A most popular tradition of religious men today is the so-called Sinner’s Prayer. The origin of this doctrine is not clear, but it is clear that this teaching has no Biblical authority whatsoever when applied to the alien sinner (Col. 3:17). We have all heard television evangelists ask the audience to say a prayer with them in order to call Jesus into their heart and be saved. Why is it that every time this prayer is uttered, it is never the same prayer? In fact, it varies greatly from false teacher to false teacher.

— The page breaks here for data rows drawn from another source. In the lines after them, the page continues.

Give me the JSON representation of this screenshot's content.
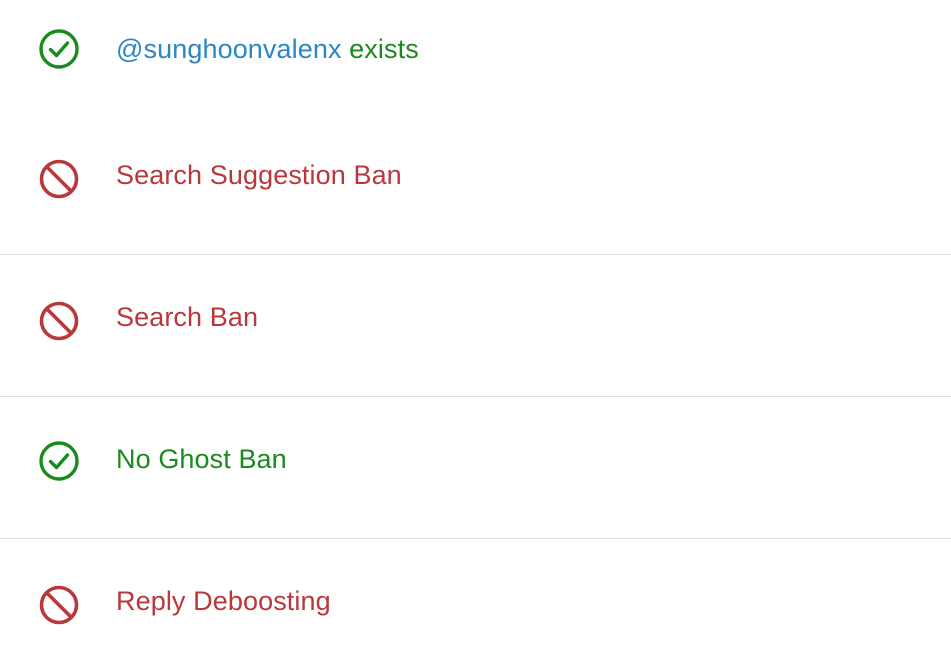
{
  "colors": {
    "ok": "#1a8a1f",
    "bad": "#b8383c",
    "handle": "#2b87c3",
    "divider": "#dbe2e8"
  },
  "results": [
    {
      "status": "ok",
      "icon": "check-circle-icon",
      "handle": "@sunghoonvalenx",
      "label": " exists"
    },
    {
      "status": "bad",
      "icon": "prohibited-icon",
      "label": "Search Suggestion Ban"
    },
    {
      "status": "bad",
      "icon": "prohibited-icon",
      "label": "Search Ban"
    },
    {
      "status": "ok",
      "icon": "check-circle-icon",
      "label": "No Ghost Ban"
    },
    {
      "status": "bad",
      "icon": "prohibited-icon",
      "label": "Reply Deboosting"
    }
  ]
}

If you were in the town of Damascus two thousand years ago, and found yourself in the same room with Saul of Tarsus, what would you have heard uttered from his lips in prayer (Acts 9)? Saul prayed for three days (Acts 9:9, 11). Saul believed in Christ, calling Him Lord (Acts 9:6). If anyone could have been saved through the avenue of prayer, it would have been Saul. As we look to an account of his conversion in Acts 22, we will notice Saul was yet in his sins after three days of prayer. His sins "were not" washed or remitted until he obeyed the preaching of Ananias and was baptized (Acts 22:16).
On the day of Pentecost (Acts 2), Peter stood up with the eleven and proclaimed the words of the prophet Joel, “whosoever shall call upon the name of the Lord shall be saved." Did Joel reveal what must be done to call upon His name? NO! (Acts 2:16‑21). In God’s wisdom He waited until the right time to allow the apostles of Christ (Peter and the eleven) to revealed the meaning of Joel's prophetically recorded statements (Acts 2:22‑37). Under great distress and discomfort because of the preaching of this new revelation, some asked, "men and brethren what shall we do?" in reference to their sin and conduct (Acts 2:37). Did Peter say unto them "repent and pray"? NO! He commanded them to “repent and be baptized…for the remission of sins” (Acts 2:38).
This is in complete harmony with the words of Christ before He left this earth (Matt. 28:19‑20; Mark 16:15-16; Luke 24:47). Those on the day of Pentecost were saved because they gladly received the word and were baptized (Acts 2:41). Those that gladly receive (believe and obey – Heb. 5:8-9) the Gospel message are the recipients of God's grace (John 1:12; Rom. 1:16‑17; 5:1‑2; 6:1‑18; 1 Cor. 1:18, 21). One must be in Christ to be a partaker of His blessings (Eph. 1:3); one of those blessings is the power of prayer. The alien sinner will not be able to use prayer to get into Christ (John 9:31). The way into Christ is to be baptized into Him (Rom. 6:2‑6; Gal. 3:26‑27).